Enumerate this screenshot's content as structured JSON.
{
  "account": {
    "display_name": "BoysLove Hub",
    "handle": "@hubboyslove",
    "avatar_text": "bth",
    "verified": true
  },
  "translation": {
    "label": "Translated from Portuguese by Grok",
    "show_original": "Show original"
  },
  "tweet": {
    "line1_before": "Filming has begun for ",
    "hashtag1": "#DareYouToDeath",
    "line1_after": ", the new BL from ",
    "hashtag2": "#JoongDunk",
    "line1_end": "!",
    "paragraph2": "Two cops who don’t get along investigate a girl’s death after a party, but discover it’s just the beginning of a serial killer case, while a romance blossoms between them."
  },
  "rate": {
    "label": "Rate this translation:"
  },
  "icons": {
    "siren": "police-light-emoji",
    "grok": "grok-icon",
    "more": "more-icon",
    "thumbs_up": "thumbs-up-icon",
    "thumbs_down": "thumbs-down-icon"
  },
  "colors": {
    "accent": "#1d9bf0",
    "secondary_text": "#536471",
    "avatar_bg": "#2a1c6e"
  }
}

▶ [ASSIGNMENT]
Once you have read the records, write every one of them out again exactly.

▶ [ANSWER FOR THE TASK]
Enumerate this screenshot's content as structured JSON.
{
  "account": {
    "display_name": "BoysLove Hub",
    "handle": "@hubboyslove",
    "avatar_text": "bth",
    "verified": true
  },
  "translation": {
    "label": "Translated from Portuguese by Grok",
    "show_original": "Show original"
  },
  "tweet": {
    "line1_before": "Filming has begun for ",
    "hashtag1": "#DareYouToDeath",
    "line1_after": ", the new BL from ",
    "hashtag2": "#JoongDunk",
    "line1_end": "!",
    "paragraph2": "Two cops who don’t get along investigate a girl’s death after a party, but discover it’s just the beginning of a serial killer case, while a romance blossoms between them."
  },
  "rate": {
    "label": "Rate this translation:"
  },
  "icons": {
    "siren": "police-light-emoji",
    "grok": "grok-icon",
    "more": "more-icon",
    "thumbs_up": "thumbs-up-icon",
    "thumbs_down": "thumbs-down-icon"
  },
  "colors": {
    "accent": "#1d9bf0",
    "secondary_text": "#536471",
    "avatar_bg": "#2a1c6e"
  }
}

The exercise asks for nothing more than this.